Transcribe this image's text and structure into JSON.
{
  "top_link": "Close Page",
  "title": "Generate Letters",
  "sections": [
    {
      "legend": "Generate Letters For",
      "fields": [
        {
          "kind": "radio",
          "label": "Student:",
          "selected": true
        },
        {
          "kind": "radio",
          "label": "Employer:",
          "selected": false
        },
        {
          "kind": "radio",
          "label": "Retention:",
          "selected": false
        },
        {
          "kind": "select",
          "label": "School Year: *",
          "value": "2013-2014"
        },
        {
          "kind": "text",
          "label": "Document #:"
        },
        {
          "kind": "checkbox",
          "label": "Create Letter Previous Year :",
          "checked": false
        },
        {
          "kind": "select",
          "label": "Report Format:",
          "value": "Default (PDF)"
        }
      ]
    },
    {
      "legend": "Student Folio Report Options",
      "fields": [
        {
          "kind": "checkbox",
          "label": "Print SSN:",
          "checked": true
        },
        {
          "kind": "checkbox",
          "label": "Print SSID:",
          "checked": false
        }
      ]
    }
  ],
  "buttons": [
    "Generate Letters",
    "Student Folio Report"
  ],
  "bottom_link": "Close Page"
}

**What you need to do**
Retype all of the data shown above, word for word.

**Problem solution**
Transcribe this image's text and structure into JSON.
{
  "top_link": "Close Page",
  "title": "Generate Letters",
  "sections": [
    {
      "legend": "Generate Letters For",
      "fields": [
        {
          "kind": "radio",
          "label": "Student:",
          "selected": true
        },
        {
          "kind": "radio",
          "label": "Employer:",
          "selected": false
        },
        {
          "kind": "radio",
          "label": "Retention:",
          "selected": false
        },
        {
          "kind": "select",
          "label": "School Year: *",
          "value": "2013-2014"
        },
        {
          "kind": "text",
          "label": "Document #:"
        },
        {
          "kind": "checkbox",
          "label": "Create Letter Previous Year :",
          "checked": false
        },
        {
          "kind": "select",
          "label": "Report Format:",
          "value": "Default (PDF)"
        }
      ]
    },
    {
      "legend": "Student Folio Report Options",
      "fields": [
        {
          "kind": "checkbox",
          "label": "Print SSN:",
          "checked": true
        },
        {
          "kind": "checkbox",
          "label": "Print SSID:",
          "checked": false
        }
      ]
    }
  ],
  "buttons": [
    "Generate Letters",
    "Student Folio Report"
  ],
  "bottom_link": "Close Page"
}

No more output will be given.